"In the history of religious architecture they tell you that many monotheistic buildings are meant to resemble the bodies of women because central ceremonies of patriarchal religion is one in which men take over," Steinem said. "Religion controls women’s bodies."

Following the lecture, Steinem fielded questions from the audience.

Duke activist Jacob Tobia, a senior and Duke Student Government vice president for equity and outreach, asked what "we as a culture can do to bring up boys differently" so that "sissies can be happy."

Steinem said the best thing to do is to treat those men as humans and listen to them.

"There's nothing more radical than listening," Steinem said.

Izzi Clark / The Chronicle

She added that she knows gender is a powerful force, but in real life there is no such thing.

Senior Chelsea Pieroni asked Steinem what her thoughts were on Duke's "oppressive social system," pointing specifically to Greek life.

Steinem said people do what they see, rather than what they are told and that the best way to combat issues within Duke's social system is to lead by example.

"The more examples people see of different ways of living the more able they are to make that choice," Steinem said.

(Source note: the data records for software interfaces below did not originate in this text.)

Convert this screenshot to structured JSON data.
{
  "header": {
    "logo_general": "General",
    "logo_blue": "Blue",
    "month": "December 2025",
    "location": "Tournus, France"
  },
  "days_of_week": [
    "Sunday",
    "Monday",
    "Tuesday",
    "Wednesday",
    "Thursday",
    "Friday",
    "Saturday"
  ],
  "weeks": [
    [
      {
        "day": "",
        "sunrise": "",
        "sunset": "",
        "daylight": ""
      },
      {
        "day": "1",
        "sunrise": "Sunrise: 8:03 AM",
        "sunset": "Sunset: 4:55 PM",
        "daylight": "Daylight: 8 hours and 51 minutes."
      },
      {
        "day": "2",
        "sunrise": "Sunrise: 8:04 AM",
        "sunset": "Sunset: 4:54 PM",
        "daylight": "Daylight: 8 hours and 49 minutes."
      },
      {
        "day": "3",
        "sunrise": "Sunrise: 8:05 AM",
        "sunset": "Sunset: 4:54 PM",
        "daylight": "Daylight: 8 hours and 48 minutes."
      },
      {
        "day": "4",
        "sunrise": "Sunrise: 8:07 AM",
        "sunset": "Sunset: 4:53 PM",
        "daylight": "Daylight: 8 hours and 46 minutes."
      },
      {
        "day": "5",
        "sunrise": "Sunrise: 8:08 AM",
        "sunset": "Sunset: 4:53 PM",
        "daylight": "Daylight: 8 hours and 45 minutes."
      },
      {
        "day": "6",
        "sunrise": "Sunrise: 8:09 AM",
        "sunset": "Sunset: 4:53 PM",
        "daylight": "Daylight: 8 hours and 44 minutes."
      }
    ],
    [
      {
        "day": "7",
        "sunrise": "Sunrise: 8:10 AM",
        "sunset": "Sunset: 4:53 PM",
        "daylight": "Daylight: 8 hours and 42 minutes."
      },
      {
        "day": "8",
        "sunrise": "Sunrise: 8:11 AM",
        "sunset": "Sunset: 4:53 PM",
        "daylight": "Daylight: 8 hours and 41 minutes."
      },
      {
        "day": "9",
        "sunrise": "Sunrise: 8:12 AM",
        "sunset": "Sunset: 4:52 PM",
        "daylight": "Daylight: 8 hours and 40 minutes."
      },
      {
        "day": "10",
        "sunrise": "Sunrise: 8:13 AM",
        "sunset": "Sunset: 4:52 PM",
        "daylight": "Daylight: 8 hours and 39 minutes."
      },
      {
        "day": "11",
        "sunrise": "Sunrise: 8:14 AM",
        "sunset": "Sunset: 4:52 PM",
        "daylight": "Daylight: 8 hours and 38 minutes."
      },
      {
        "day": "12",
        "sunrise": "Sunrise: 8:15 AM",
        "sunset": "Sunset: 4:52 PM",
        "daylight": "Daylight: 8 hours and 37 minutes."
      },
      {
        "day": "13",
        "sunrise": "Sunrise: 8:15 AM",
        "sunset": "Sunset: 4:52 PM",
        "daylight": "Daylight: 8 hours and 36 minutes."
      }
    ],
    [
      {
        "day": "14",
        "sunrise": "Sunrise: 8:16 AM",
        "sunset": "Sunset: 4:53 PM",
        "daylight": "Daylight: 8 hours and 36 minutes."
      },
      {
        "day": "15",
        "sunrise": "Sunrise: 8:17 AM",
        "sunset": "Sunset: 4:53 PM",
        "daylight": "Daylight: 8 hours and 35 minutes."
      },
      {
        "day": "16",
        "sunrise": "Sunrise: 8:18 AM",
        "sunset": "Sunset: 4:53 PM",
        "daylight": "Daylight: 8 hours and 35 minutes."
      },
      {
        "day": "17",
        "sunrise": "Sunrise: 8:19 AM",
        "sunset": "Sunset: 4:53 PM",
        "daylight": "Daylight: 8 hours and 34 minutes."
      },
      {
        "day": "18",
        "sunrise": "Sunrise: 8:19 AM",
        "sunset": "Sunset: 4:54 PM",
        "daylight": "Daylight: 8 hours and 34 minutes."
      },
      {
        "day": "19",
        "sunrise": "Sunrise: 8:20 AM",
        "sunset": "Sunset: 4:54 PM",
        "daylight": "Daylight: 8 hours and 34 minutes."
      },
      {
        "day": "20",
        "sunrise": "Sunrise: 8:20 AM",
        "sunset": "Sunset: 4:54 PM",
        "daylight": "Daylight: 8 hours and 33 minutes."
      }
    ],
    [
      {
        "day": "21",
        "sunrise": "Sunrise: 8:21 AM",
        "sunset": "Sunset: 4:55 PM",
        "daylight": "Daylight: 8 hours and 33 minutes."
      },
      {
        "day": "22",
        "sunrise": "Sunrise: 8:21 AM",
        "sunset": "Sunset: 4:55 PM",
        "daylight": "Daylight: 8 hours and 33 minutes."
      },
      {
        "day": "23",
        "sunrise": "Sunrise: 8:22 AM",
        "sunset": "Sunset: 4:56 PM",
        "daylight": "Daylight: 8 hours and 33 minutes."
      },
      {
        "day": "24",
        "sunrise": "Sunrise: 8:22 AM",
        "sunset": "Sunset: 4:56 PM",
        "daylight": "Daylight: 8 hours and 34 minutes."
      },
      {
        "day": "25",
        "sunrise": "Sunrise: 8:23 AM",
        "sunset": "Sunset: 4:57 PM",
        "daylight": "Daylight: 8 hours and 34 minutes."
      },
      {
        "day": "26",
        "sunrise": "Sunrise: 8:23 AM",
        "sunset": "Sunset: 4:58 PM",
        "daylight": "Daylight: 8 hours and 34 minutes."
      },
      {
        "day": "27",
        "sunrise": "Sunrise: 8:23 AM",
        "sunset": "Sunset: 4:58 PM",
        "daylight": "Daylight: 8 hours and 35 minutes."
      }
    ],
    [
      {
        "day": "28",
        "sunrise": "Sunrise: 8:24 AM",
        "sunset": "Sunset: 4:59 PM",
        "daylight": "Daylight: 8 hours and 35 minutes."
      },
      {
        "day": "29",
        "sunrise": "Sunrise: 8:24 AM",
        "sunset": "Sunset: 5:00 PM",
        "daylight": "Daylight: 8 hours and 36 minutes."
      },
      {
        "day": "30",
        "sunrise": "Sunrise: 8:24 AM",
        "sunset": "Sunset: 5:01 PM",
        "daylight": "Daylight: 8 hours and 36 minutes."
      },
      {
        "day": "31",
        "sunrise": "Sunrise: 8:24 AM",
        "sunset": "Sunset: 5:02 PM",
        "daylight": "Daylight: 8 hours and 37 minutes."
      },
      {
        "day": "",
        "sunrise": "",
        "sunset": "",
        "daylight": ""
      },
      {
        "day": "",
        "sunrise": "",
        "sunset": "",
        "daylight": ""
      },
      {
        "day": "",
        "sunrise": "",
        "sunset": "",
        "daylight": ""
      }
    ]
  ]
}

Another student asked a question regarding the adult film actress in Duke's freshman class, asking what Steinem's stance was on the pornography industry.

Steinem emphasized the difference between pornography and erotica and said the problem is the pornographic industry and not the woman. She chose not to comment on the Duke porn star, citing that she did not have enough information about the situation.

"I worry when we begin to isolate the one person who isn't in power," Steinem said.

In an interview with The Chronicle following the event, Steinem commented that the feminist movement has evolved over time.

"Its beginnings were in peoples' living rooms, and there was only one national organization and one national black feminist organization," she said. "Now that there's an organization built around each issue, it's more deep and detailed."

In the future, she believes there will be stronger connections between the different issues of feminist organizations and that these issues will have further global reach.

When asked whether she believes the Equal Rights Amendment will ever be ratified, Steinem said "yes, absolutely" and that there is a need to put women in the Constitution.

Lisker added that she hopes the event inspired people to see that they can make changes in areas important to them.

"Gloria Steinem is a fantastic example of a woman who simply keeps speaking up for social justice, year after year, and gradually over time contributes to significant social change," she wrote in an email Tuesday.

When asked what being a feminist meant to her, Steinem emphasized it meant recognizing the humanity of other human beings.

"A feminist is someone who recognizes both their own full humanity and value as well as that of others," she said.